New Species of Salamander Found in Siskiyou Mountains

New Species of Salamander Found in Siskiyou Mountains

May 16, 2005

For more information, please contact:
Joseph Vaile, Klamath-Siskiyou Wildlands Center, 541-488-5789
Noah Greenwald, Center for Biological Diversity, 503-243-6643
Dave Clayton, U.S. Forest Service, 541-858-2276

Yreka CA — Researchers in the Klamath-Siskiyou region of northern California and southern Oregon discovered new populations of salamanders that represent a new and distinct species. A new species, the Scott Bar salamander (Plethodon asupak), was thought to be a Siskiyou Mountain salamander (Plethodon stormi) until genetic work revealed its unique evolutionary lineage.

“Everyone talks about how biologically rich the tropics are, but we are still discovering species right here in the Klamath-Siskiyou,” said Joseph Vaile of the Klamath-Siskiyou Wildlands Center, a conservation group. The species is considered a Pleistocene (a geologic epoch from 1.8 million to 10,000 years ago) and survived the last ice age 1.8 to 10,000 years ago. “This is really an exciting discovery,” said Vaile.

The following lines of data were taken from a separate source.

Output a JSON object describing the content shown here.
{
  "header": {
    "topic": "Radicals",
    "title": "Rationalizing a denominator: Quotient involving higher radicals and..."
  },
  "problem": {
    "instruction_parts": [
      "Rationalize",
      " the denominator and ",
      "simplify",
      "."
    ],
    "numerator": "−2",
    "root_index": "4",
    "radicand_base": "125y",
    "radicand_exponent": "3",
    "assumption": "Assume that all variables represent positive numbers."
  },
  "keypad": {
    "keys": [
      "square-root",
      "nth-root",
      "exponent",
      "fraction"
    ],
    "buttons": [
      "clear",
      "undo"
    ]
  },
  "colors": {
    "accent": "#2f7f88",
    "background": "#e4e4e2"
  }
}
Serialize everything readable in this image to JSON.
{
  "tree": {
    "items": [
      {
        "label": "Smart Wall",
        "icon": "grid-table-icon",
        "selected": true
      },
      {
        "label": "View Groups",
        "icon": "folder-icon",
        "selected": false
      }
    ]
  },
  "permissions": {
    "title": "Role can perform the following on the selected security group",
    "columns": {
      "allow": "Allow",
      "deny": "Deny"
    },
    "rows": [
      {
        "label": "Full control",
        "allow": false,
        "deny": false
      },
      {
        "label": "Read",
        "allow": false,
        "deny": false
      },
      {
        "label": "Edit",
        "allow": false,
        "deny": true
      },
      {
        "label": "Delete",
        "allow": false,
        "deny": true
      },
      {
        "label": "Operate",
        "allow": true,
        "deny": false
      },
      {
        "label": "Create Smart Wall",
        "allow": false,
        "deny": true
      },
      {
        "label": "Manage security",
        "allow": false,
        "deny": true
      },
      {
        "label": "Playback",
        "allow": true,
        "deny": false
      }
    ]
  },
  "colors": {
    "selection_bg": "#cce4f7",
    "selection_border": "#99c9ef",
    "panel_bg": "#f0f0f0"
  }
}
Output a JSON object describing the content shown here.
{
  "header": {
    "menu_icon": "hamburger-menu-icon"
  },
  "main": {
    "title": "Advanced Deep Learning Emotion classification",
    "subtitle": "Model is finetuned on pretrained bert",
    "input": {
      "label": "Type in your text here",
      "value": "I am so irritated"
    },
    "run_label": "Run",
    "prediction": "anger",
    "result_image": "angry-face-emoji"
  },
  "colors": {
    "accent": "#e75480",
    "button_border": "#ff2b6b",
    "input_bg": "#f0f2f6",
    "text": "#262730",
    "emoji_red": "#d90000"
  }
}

The Scott Bar salamander occurs in extreme northwestern California on rocky slopes under mature and old-growth forest. The dense canopies of such forest help retain moisture that is key for the survival of the salamander, which is highly sensitive to drying out. The species has no lungs; instead it breathes directly through it’s skin. Logging of old-growth forest is the principal threat to this salamander’s survival and some populations occur on private industrial forestland.

Conservation organizations petitioned the Siskiyou Mountains Salamander and any distinct populations (including those that now represent this new species) for listing under the Endangered Species Act in June of last year. The Bush administration missed the 90-day preliminary deadline and is approaching the one-year requirement for responding to the petition.

The new species has one of the smallest distributions of any salamander in North America. The rarity of the salamander, along with its extreme habitat specialization, makes it more vulnerable to natural and human threats. Protection under the Endangered Species Act for both the new species and the Siskiyou Mountains Salamander would provide essential habitat protection and ensure that adequate resources are made available for recovery efforts.

“Siskiyou Mountain Salamanders have survived for two million years in the Klamath-Siskiyou,” states Noah Greenwald, conservation biologist with the Center for Biological Diversity and primary author of the petition to protect the species. “If we protect this fascinating salamander under the Endangered Species Act it may yet survive another two million years.”

The word Asupak is the Shasta Indian name for Scott Bar, an area near the confluence of the Scott River and the Klamath River. The Scott River and Valley area was visited by various bands the Shasta Indians and eventually inhabited by the Karuk Tribe. The Karuk refer to indicator species in their understanding of nature and viewed salamanders as having the specific function of water purifier and as an omen of good luck.